### EXERCISE OBJECTIVE
Wherever the word "name" appears in the entries, copy the whole line.

Stored items from a collection:
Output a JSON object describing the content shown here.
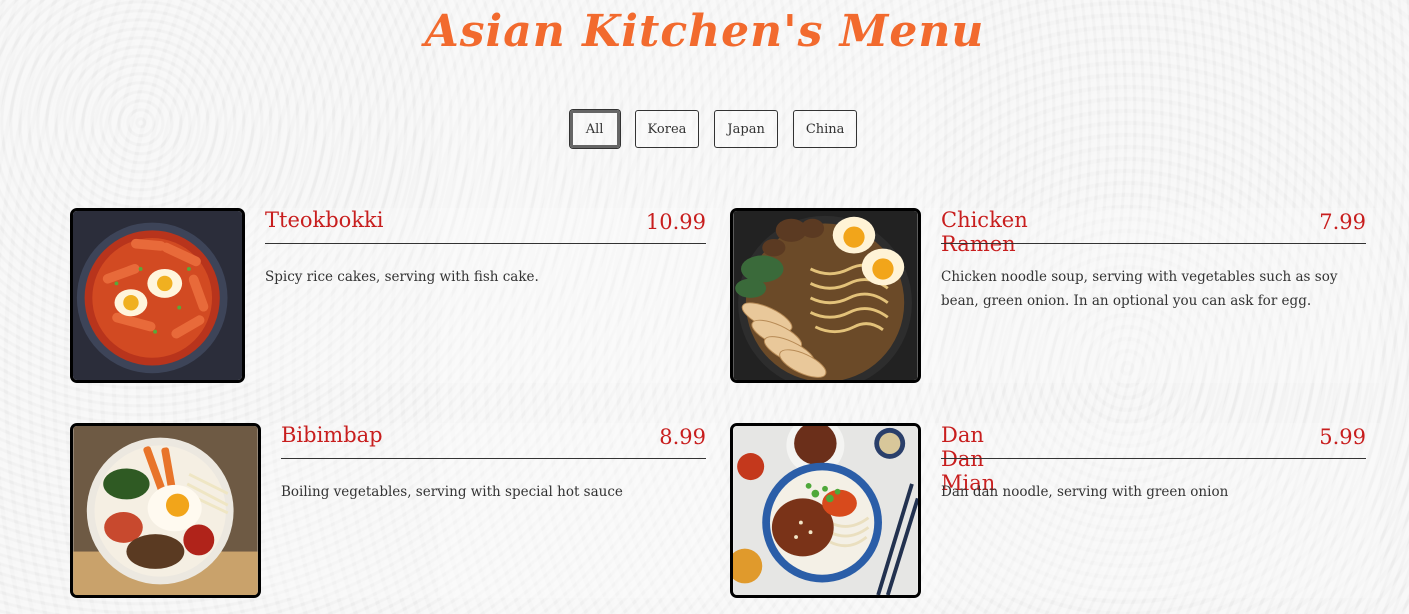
{
  "header": {
    "title": "Asian Kitchen's Menu"
  },
  "filters": [
    {
      "label": "All",
      "active": true
    },
    {
      "label": "Korea",
      "active": false
    },
    {
      "label": "Japan",
      "active": false
    },
    {
      "label": "China",
      "active": false
    }
  ],
  "menu": [
    {
      "name": "Tteokbokki",
      "price": "10.99",
      "desc": "Spicy rice cakes, serving with fish cake."
    },
    {
      "name": "Chicken Ramen",
      "price": "7.99",
      "desc": "Chicken noodle soup, serving with vegetables such as soy bean, green onion. In an optional you can ask for egg."
    },
    {
      "name": "Bibimbap",
      "price": "8.99",
      "desc": "Boiling vegetables, serving with special hot sauce"
    },
    {
      "name": "Dan Dan Mian",
      "price": "5.99",
      "desc": "Dan dan noodle, serving with green onion"
    }
  ],
  "colors": {
    "accent": "#f26a2e",
    "item_title": "#c81e1e"
  }
}
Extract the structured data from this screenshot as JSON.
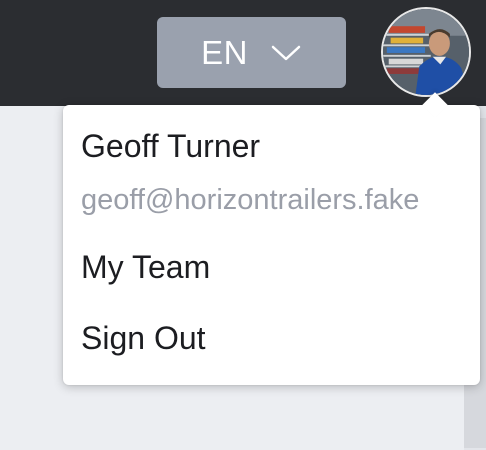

### WRITTEN RESPONSE
      "name": "Tteokbokki",
      "name": "Chicken Ramen",
      "name": "Bibimbap",
      "name": "Dan Dan Mian",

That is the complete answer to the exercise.